Ah, there we go, back to it. Our lots in life. When we think in terms of separation, we attribute value to human beings. One is more or less valuable, which is why we let our leaders get away with shit that stinks so bad that it would tear the paint off of even the hardiest of outhouses (which is where many of their actions belong). It is also why the (to quote Bob Marley) ‘-ism schism game’ is alive and well. But racism, sexism, homophobia, class separation and all the rest are uniformly adharmic. What is right and proper is to attribute value to all human beings, equally, without any weights or measures. When we envy, we break this precept.

It is because we think we are separated that we become envious. In reality, we are unified. To quote Ram Dass, ‘you are your own grandfather.’ The game of life is to come to this understanding. I discussed karma in another Reflection, which is essentially a plot device that forces you to look into yourself. And see. And when you do see, there is no looking away. Dharma becomes you. Drinking deep of the nothingness whence consciousness sprang, you are suddenly recalibrated. Where you were once drowning in the river Styx, you have become Charon, the ferryman. It is your job to bring people across from the shores of separation to the site where they die. But the only thing that dies is ignorance.

In Sanskrit, the word ‘guru’ means ‘remover of darkness.’ Darkness, in this context, means ignorance. Following the path of dharma inexorably leads to the death of an ignorant being and the birth of a guru. It does not mean that someone becomes the next Jim Jones or Charles Manson, cult leaders who abused separation for their own purposes. It means that someone suddenly becomes a beacon of virtue. If sin is separation, virtue is certainly unity. Virtues like sacrifice, selflessness, generosity, kindness, respect. These people embody all of those virtues – actions that unify. Certainly, they remain human beings, imperfect and full of foibles (I mean, really, how would the game ever go on if there was no doubt about what was going on?) But they walk amongst us to show us the way. And to play the game the way it was meant to be played.

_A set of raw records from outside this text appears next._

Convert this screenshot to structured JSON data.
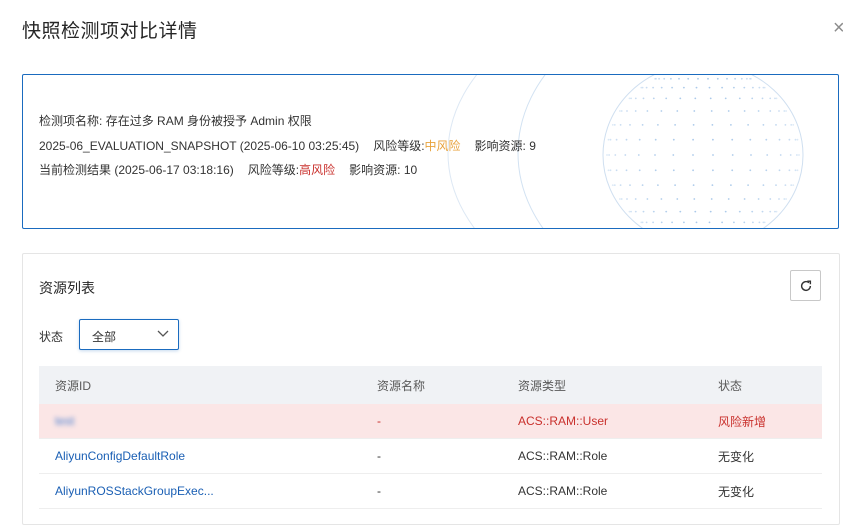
{
  "panel": {
    "title": "快照检测项对比详情",
    "close_glyph": "×"
  },
  "compare": {
    "item_label": "检测项名称:",
    "item_name": "存在过多 RAM 身份被授予 Admin 权限",
    "snapshot": {
      "name": "2025-06_EVALUATION_SNAPSHOT (2025-06-10 03:25:45)",
      "risk_label": "风险等级:",
      "risk_value": "中风险",
      "affected_label": "影响资源:",
      "affected_value": "9"
    },
    "current": {
      "name": "当前检测结果 (2025-06-17 03:18:16)",
      "risk_label": "风险等级:",
      "risk_value": "高风险",
      "affected_label": "影响资源:",
      "affected_value": "10"
    },
    "colors": {
      "mid_risk": "#e8a23b",
      "high_risk": "#c9302c",
      "accent": "#1a6bbf"
    }
  },
  "resources": {
    "title": "资源列表",
    "refresh_icon": "refresh-icon",
    "filter": {
      "label": "状态",
      "selected": "全部"
    },
    "columns": [
      "资源ID",
      "资源名称",
      "资源类型",
      "状态"
    ],
    "rows": [
      {
        "id": "test",
        "name": "-",
        "type": "ACS::RAM::User",
        "status": "风险新增",
        "highlight": true
      },
      {
        "id": "AliyunConfigDefaultRole",
        "name": "-",
        "type": "ACS::RAM::Role",
        "status": "无变化",
        "highlight": false
      },
      {
        "id": "AliyunROSStackGroupExec...",
        "name": "-",
        "type": "ACS::RAM::Role",
        "status": "无变化",
        "highlight": false
      }
    ]
  }
}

In surrender to unity. In surrender to love.

This is the only thing that matters. The rest of the stuff – money, status, material success – it is all noise. We are made of love and to love we return (hell, even in our ignorance, we were never really separate, but the game is fun). ‘But certainly gurus are only dudes in saffron robes washing their feet in the Ganges!’ you might say. Nothing could be further from the truth. The people in serving soup in a church basement, giving of themselves to the less fortunate, let them be your guru. The person who pays for the coffee of the person behind them at Tim Hortons, let her be your guru. The person who sacrifices their weekend to volunteer at the animal shelter, let him be your guru. To quote Ram Dass yet again, ‘we are all just walking each other home.’

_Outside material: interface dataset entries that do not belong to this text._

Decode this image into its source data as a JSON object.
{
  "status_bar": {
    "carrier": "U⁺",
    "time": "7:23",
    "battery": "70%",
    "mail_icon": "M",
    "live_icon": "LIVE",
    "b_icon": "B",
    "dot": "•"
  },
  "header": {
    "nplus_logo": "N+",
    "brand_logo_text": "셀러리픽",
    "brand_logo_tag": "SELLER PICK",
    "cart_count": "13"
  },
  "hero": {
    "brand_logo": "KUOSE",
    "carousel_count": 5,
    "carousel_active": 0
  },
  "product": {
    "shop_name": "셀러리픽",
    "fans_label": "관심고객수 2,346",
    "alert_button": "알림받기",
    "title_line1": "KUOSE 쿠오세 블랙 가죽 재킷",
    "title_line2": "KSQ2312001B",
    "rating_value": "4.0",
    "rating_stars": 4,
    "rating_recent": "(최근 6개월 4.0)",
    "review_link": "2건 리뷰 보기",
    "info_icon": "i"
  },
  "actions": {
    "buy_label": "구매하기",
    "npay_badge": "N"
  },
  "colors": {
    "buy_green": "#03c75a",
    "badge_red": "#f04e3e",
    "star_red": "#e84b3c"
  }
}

The call of our conscience, the thing telling us that generosity is true and greed is a lie: let it be our gurus, let it remove the darkness of ignorance. Because, at bottom, that is all it ever was. A guru from the outside might hold open the spiritual door for us, and then we find it inside. We become at home, anywhere. Because that is unity. The guru is You. There is not a single ounce of separation anywhere. This life is a game that we play with our Self. To get home is to win the game of life.

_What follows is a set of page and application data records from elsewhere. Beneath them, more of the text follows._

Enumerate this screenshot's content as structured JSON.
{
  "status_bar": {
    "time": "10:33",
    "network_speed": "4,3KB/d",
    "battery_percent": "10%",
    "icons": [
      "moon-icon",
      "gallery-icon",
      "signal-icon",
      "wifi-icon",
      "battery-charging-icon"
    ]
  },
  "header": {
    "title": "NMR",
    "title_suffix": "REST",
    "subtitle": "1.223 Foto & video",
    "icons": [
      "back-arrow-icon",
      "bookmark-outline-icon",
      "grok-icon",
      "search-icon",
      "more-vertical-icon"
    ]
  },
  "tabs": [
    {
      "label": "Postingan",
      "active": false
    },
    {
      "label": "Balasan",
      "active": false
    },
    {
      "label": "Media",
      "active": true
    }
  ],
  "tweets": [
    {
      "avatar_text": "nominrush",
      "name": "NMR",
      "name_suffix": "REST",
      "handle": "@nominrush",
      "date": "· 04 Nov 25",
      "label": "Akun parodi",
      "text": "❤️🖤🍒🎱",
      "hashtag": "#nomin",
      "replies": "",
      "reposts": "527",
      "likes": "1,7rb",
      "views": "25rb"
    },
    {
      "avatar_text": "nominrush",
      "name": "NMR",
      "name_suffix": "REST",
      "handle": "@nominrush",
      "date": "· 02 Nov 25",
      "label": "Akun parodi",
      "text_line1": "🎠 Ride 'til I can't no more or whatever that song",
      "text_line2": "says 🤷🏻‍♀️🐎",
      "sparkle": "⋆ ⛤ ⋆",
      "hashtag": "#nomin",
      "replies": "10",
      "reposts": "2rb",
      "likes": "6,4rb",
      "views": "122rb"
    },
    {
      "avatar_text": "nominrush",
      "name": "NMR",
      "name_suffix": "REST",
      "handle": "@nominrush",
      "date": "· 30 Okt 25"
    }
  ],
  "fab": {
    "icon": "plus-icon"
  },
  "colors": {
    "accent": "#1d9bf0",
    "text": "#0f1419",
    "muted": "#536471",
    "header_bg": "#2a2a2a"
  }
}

We’ll keep lighting the way for our Self. All we have to do is come on home. And pick up our torch.